Does networking among U.S. venture-capital (VC) firms restricts entry into local VC markets, thereby improving their bargaining power over entrepreneurs? Our hypothesis was that markets with more VCs would be more difficult for new VCs to enter, in part because of the relatively greater network externalities that incumbents enjoy in such markets but also because incumbents may decline to cooperate with new entrants for fear of being excluded from the network of established firms.
We find that markets with tight networks of incumbent VCs are associated with reduced entry, even after controlling for a wide variety of other influences. We also find that this has an economically significant effect. One way for new VCs to overcome this phenomenon is by “joining the club” — that is, VCs seeking to enter a new market can establish relationships with the new market’s incumbents by giving them access to deals in the entrant’s home market.
Having established a link between syndication networks and reduced entry, we show that the valuations at which companies can raise VC funding depend on the extent of networking and the degree of entry that results. This is consistent with an increase in incumbents’ bargaining power.

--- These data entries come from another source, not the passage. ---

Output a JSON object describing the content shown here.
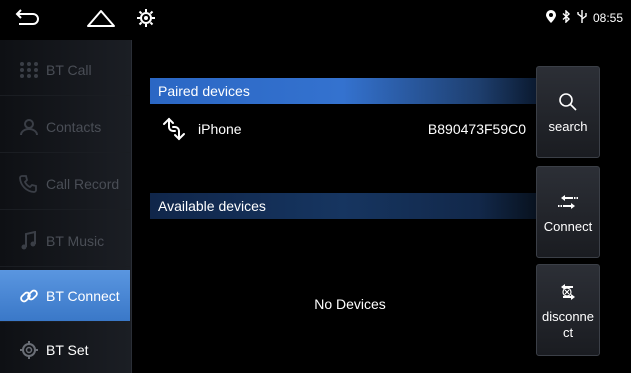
{
  "status_bar": {
    "time": "08:55",
    "icons": [
      "back-icon",
      "home-icon",
      "settings-gear-icon",
      "location-pin-icon",
      "bluetooth-icon",
      "usb-icon"
    ]
  },
  "sidebar": {
    "items": [
      {
        "label": "BT Call",
        "icon": "dialpad-icon",
        "active": false
      },
      {
        "label": "Contacts",
        "icon": "contacts-icon",
        "active": false
      },
      {
        "label": "Call Record",
        "icon": "call-record-icon",
        "active": false
      },
      {
        "label": "BT Music",
        "icon": "music-icon",
        "active": false
      },
      {
        "label": "BT Connect",
        "icon": "link-icon",
        "active": true
      },
      {
        "label": "BT Set",
        "icon": "gear-icon",
        "active": false
      }
    ]
  },
  "main": {
    "paired_title": "Paired devices",
    "paired_devices": [
      {
        "name": "iPhone",
        "address": "B890473F59C0",
        "icon": "phone-link-icon"
      }
    ],
    "available_title": "Available devices",
    "empty_text": "No Devices"
  },
  "actions": {
    "search_label": "search",
    "connect_label": "Connect",
    "disconnect_label": "disconne ct"
  },
  "colors": {
    "accent": "#3a78c8",
    "background": "#000000",
    "inactive_text": "#4a4e56"
  }
}
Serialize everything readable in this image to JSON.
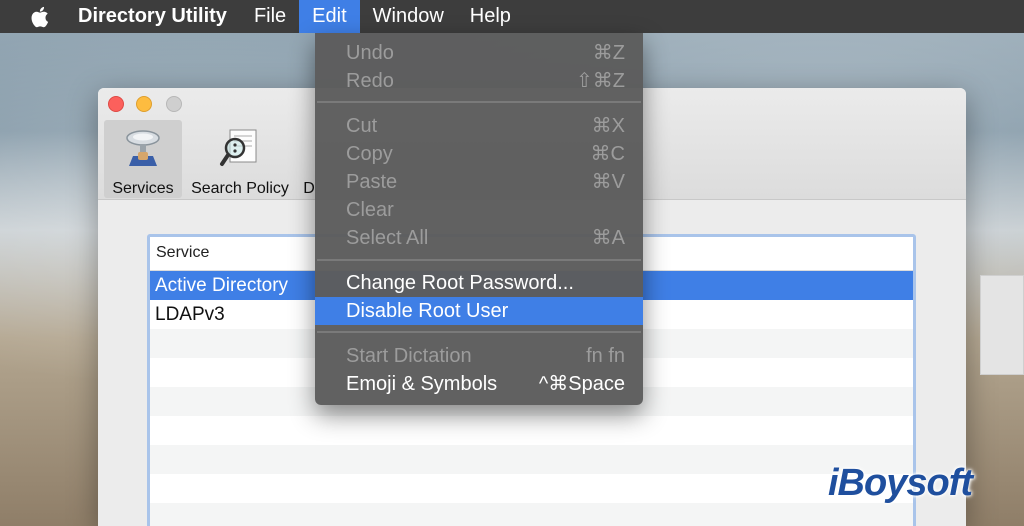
{
  "menubar": {
    "app_name": "Directory Utility",
    "menus": [
      "File",
      "Edit",
      "Window",
      "Help"
    ],
    "active_menu": "Edit"
  },
  "window": {
    "toolbar": {
      "services": "Services",
      "search_policy": "Search Policy",
      "directory_partial": "D"
    },
    "table": {
      "header": "Service",
      "rows": [
        "Active Directory",
        "LDAPv3"
      ],
      "selected_row": "Active Directory"
    }
  },
  "edit_menu": {
    "items": [
      {
        "label": "Undo",
        "shortcut": "⌘Z",
        "enabled": false
      },
      {
        "label": "Redo",
        "shortcut": "⇧⌘Z",
        "enabled": false
      },
      {
        "label": "Cut",
        "shortcut": "⌘X",
        "enabled": false
      },
      {
        "label": "Copy",
        "shortcut": "⌘C",
        "enabled": false
      },
      {
        "label": "Paste",
        "shortcut": "⌘V",
        "enabled": false
      },
      {
        "label": "Clear",
        "shortcut": "",
        "enabled": false
      },
      {
        "label": "Select All",
        "shortcut": "⌘A",
        "enabled": false
      },
      {
        "label": "Change Root Password...",
        "shortcut": "",
        "enabled": true
      },
      {
        "label": "Disable Root User",
        "shortcut": "",
        "enabled": true,
        "highlighted": true
      },
      {
        "label": "Start Dictation",
        "shortcut": "fn fn",
        "enabled": false
      },
      {
        "label": "Emoji & Symbols",
        "shortcut": "^⌘Space",
        "enabled": true
      }
    ]
  },
  "watermark": "iBoysoft",
  "colors": {
    "accent": "#3f7fe6",
    "menubar": "#3d3d3d",
    "menu_bg": "#5c5c5c",
    "watermark": "#1f4f9e"
  }
}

While networking is no doubt motivated by efficiency considerations, its entry-reducing effects do not appear entirely accidental.
Our evidence suggests that incumbents react strategically to an increased threat of entry — such as when a fellow incumbent does business with a potential entrant elsewhere — by excluding the offending VC from their deals for a number of years.